By Adam Abrams/JNS
At the start of 2018, a purportedly emboldened Israeli right initiated new political measures that seemingly enhance Israel’s sovereignty in Judea, Samaria and Jerusalem following the recent U.S. policy changes on the Jewish state’s capital.
While the mainstream press, led by The New York Times, branded the moves as an “intention to doom” the peace process and condemned Israel with allegations of “annexation” and “apartheid,” legal expert Avi Bell told JNS that the Israeli initiatives are almost entirely symbolic and amount to little more than political posturing.
The first initiative came Dec. 31, when Israeli Prime Minister Benjamin Netanyahu’s Likud party voted—during a special meeting of its 1,500-member Central Committee—to unanimously apply Israeli civilian law to the Jewish communities in Judea and Samaria in order to streamline construction initiatives.
The communities in the territories currently fall under the Israeli military’s jurisdiction, which grants Israel’s defense minister the final say on construction projects in the area, while Israelis living in Judea and Samaria are subject to the Jewish state’s civilian law.
“The Likud vote is a political statement by the party,” said Bell, a member of the faculty of law at Israel’s Bar-Ilan University and a senior fellow at the Kohelet Policy Forum think tank.
“It has no legal consequences whatsoever,” he said.
Bell disputed The New York Times’s Jan. 1 characterization of Likud’s move as urging “the annexation of Jewish settlements.”
“It is a mistake to confuse ‘annexation’—the addition of territory—to the application of Israeli law to settlements, Area C (which is under full Israeli civil and security control) or any other area” of Judea and Samaria, Bell explained. “It would be surprising if the Likud were to demand to ‘annex’ settlements because that would mean that Likud was essentially denying Israeli claims of sovereignty prior to the ‘annexation.’”

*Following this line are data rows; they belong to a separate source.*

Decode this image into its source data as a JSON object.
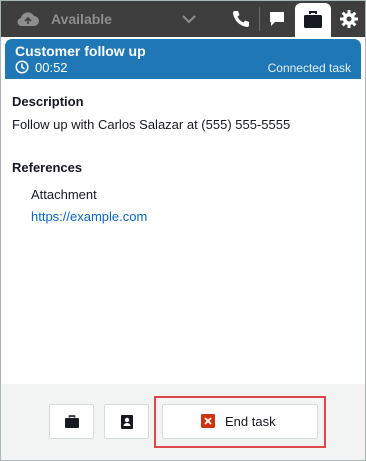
{
  "topbar": {
    "status_label": "Available",
    "icons": [
      "cloud-status-icon",
      "chevron-down-icon",
      "phone-icon",
      "chat-icon",
      "briefcase-icon",
      "gear-icon"
    ],
    "active_tab": "briefcase-icon"
  },
  "contact": {
    "title": "Customer follow up",
    "timer": "00:52",
    "state": "Connected task"
  },
  "description": {
    "heading": "Description",
    "text": "Follow up with Carlos Salazar at (555) 555-5555"
  },
  "references": {
    "heading": "References",
    "attachment_label": "Attachment",
    "link": "https://example.com"
  },
  "footer": {
    "end_task_label": "End task",
    "icons": [
      "briefcase-icon",
      "contact-card-icon",
      "close-icon"
    ]
  },
  "colors": {
    "topbar_bg": "#3e3e3e",
    "header_bg": "#1f77b6",
    "link": "#0b66c2",
    "highlight": "#e0474c",
    "end_icon": "#d13212"
  }
}
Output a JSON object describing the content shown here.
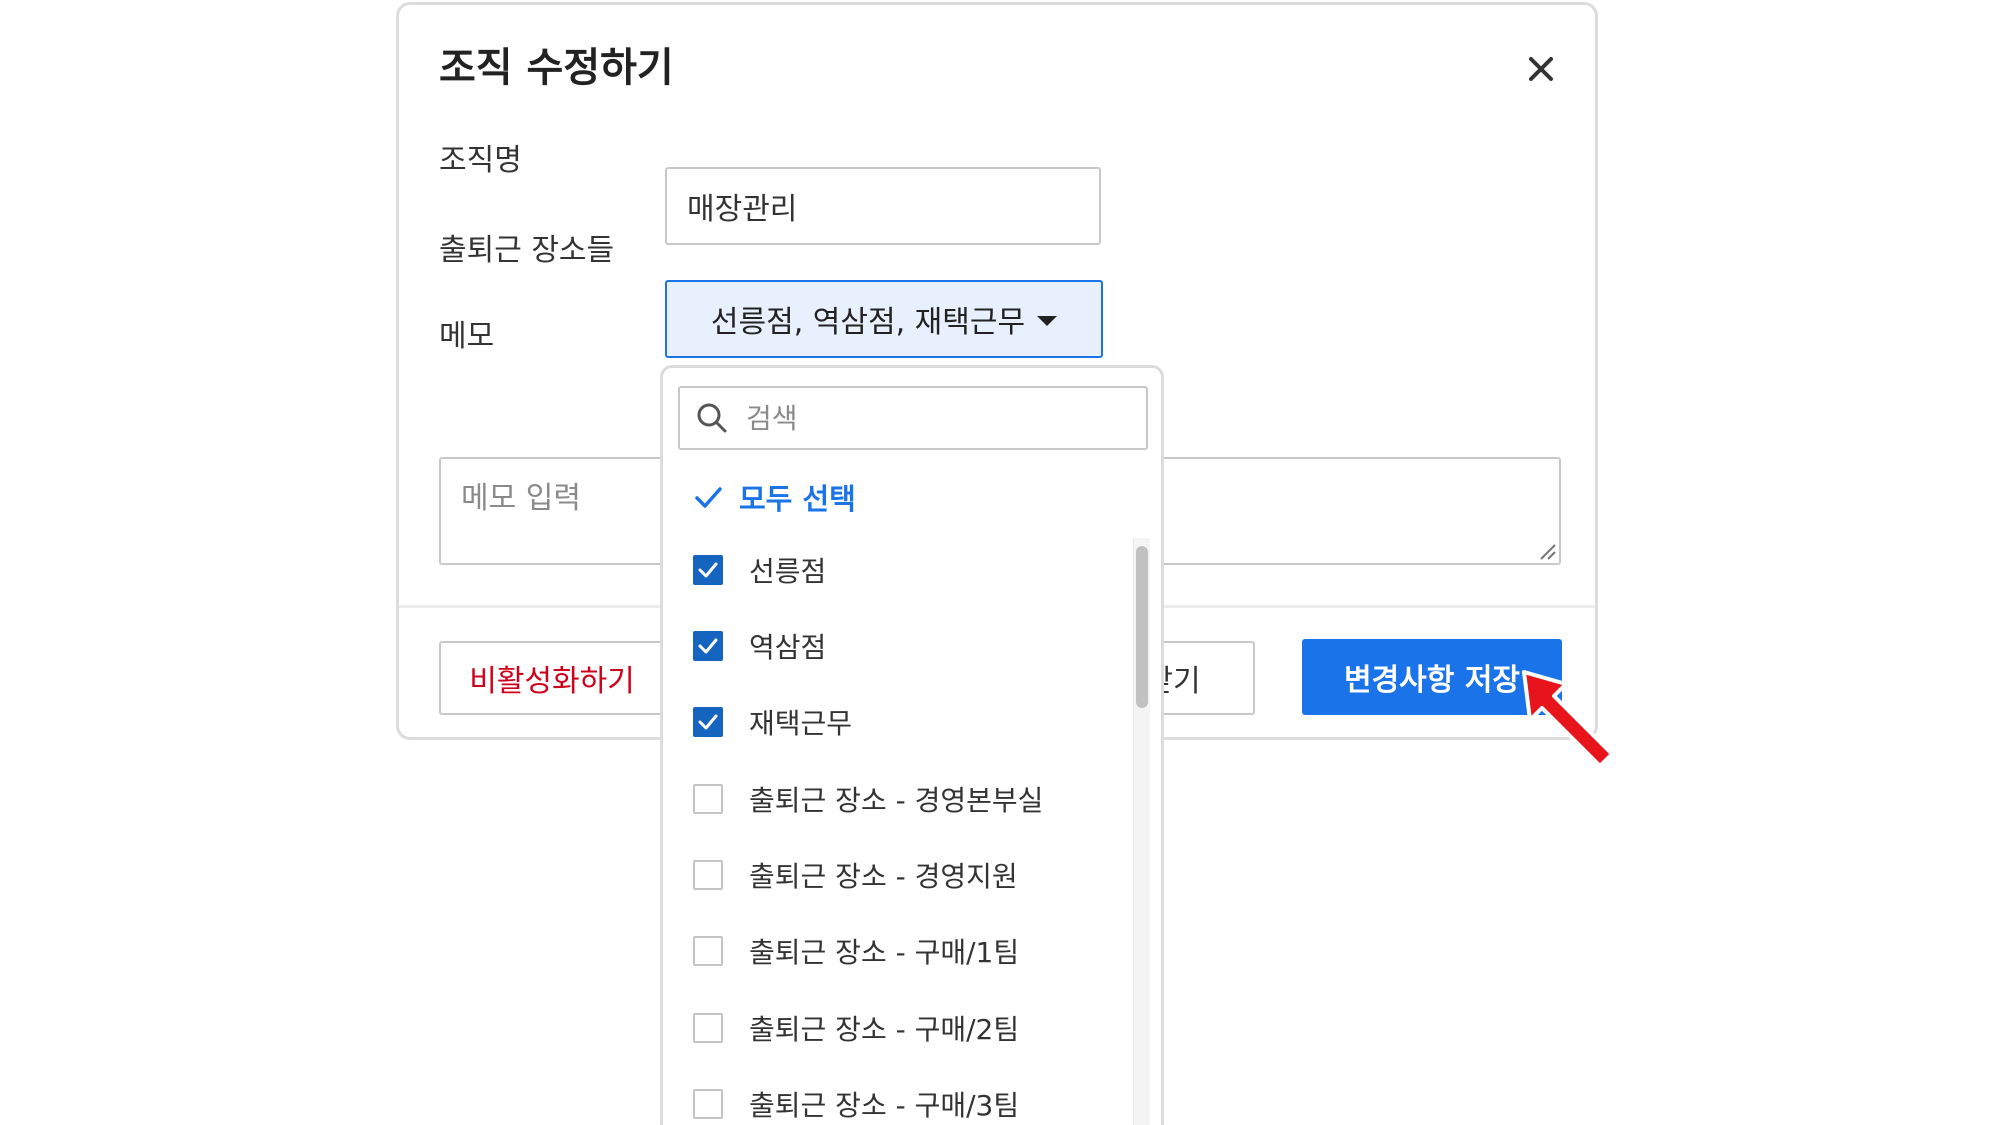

Israel’s second political initiative that was decried by The New York Times was the Knesset’s passing of an amendment intended to make ceding control of parts of Jerusalem to the Palestinians more challenging in the event of a peace deal.
The Knesset bill, sponsored by Israeli Diaspora Affairs Minister Naftali Bennett’s Jewish Home party, raises the required number of votes in the 120-seat Israeli legislature from 61 to 80 in order to approve any action aimed at giving away part of Jerusalem to “a foreign party.”
“[The legislation is] doing exactly what they had in the [South African] apartheid regime,” Hagit Ofran of the left-wing Israeli organization Peace Now told The Times.
The Jewish Home amendment is “best seen as a political statement as well” and has “no meaningful legal consequences,” said Bell, adding that the amendment only applies “minor” changes to Israel’s Basic Laws, which govern the Jewish state in lieu of a formal constitution.
“While one of the changes raises the supermajority required for certain kinds of territorial compromises on the city, it does not materially change the likelihood of ceding control of parts of Jerusalem to the Palestinians,” said Bell, who noted that both the Basic Laws and other Israeli statutes already required supermajorities in the country’s legislature to initiate “relevant territorial compromises” before this month’s passing of the Jewish Home amendment.
“More importantly,” Bell said, “the Palestinians have rejected all peace offers for nearly two decades, and both sets of Palestinian leaders—in Fatah and Hamas—have announced their unwillingness to make compromises for peace. There will be negotiated compromise on Jerusalem, irrespective of the voting requirements for approval in the Knesset.”
Bell also questioned potential concerns regarding a new wave of international opposition to applications of Israeli law in Judea and Samaria, stating that any moves by Israel in the disputed territories are already opposed by the Palestinians and “automatically” opposed by “nearly all” European countries.
“The PLO is already pursuing, with the assistance of many European governments, legal actions against senior [Israeli officials],” said Bell.
“It’s difficult to foresee any new anti-Israel tool that the Palestinians will employ in response to the application of Israeli law [in the territories] that the Palestinians have not already employed against Israel,” he said. “The Palestinian-Islamic-European lawfare against Israel is not waiting for ‘annexation.’”